**About this task**
Go over the data and keep only the lines that include "close".

☆ ☆ ☆

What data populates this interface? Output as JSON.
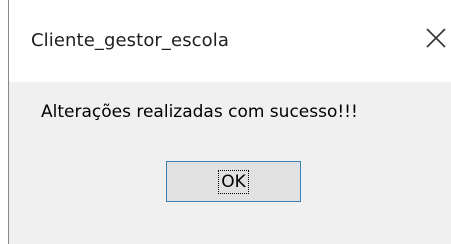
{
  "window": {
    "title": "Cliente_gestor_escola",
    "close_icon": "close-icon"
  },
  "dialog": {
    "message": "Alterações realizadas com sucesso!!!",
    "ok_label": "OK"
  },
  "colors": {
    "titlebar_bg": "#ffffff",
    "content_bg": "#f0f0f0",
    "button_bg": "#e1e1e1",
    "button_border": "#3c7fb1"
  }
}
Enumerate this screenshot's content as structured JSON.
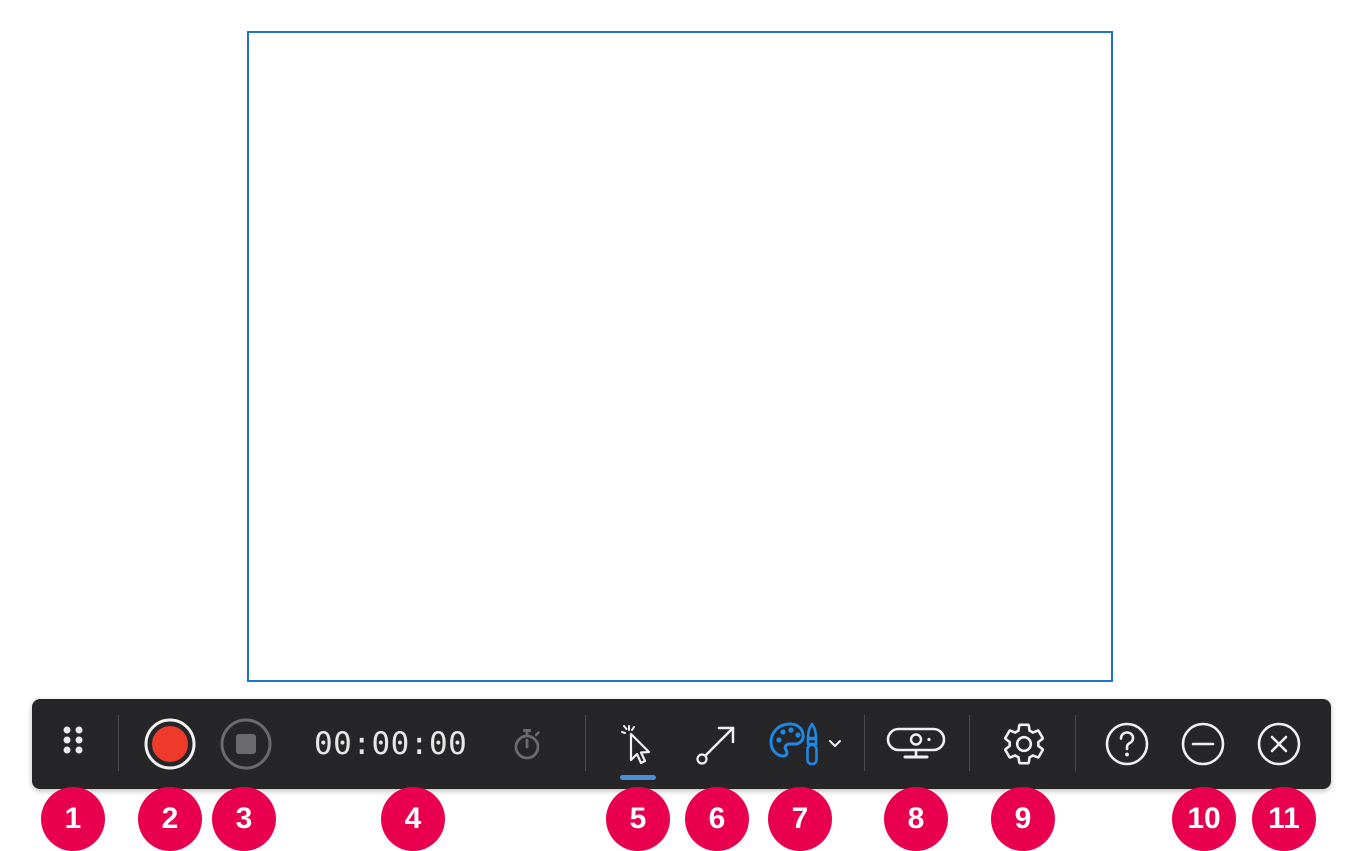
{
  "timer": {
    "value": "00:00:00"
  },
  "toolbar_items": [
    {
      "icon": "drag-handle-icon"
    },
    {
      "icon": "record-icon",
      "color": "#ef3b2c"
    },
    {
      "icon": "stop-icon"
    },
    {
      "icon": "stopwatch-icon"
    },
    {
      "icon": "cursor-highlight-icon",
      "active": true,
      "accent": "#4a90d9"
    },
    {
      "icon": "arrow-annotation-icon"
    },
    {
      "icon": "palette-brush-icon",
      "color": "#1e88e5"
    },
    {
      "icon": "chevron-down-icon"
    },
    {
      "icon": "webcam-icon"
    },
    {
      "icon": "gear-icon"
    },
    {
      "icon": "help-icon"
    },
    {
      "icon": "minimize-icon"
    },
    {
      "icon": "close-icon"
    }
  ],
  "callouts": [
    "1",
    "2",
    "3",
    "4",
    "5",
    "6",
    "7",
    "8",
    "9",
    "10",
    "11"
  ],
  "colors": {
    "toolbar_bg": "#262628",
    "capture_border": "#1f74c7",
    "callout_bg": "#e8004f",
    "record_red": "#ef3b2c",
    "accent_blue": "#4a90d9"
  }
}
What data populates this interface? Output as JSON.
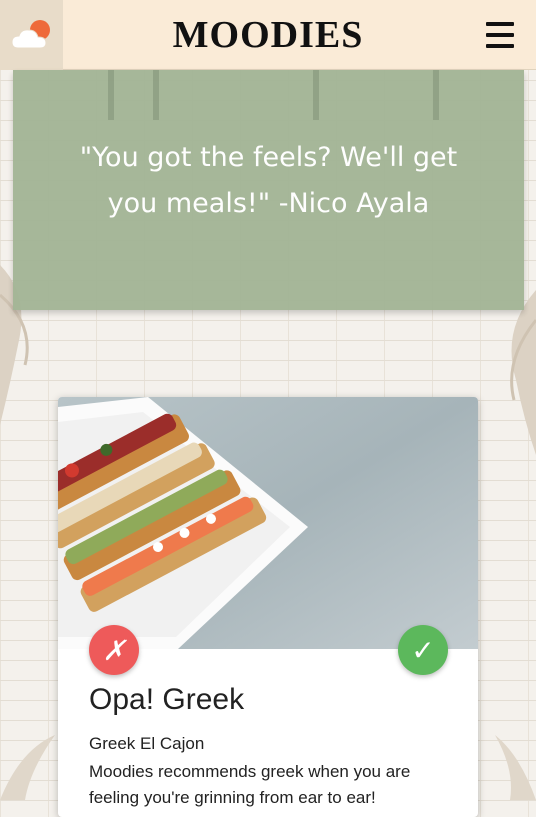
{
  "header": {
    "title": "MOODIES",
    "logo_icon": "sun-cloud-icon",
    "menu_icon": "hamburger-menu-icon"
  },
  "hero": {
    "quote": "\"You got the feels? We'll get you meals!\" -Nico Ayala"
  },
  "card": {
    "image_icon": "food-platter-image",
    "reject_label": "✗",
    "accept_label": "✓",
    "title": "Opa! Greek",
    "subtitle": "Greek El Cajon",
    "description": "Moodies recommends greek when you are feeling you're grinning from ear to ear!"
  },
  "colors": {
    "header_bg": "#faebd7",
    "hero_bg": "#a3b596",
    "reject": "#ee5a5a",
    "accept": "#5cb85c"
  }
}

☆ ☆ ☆

**Response box**
    "close_icon": "close-icon"
      "icon": "close-icon"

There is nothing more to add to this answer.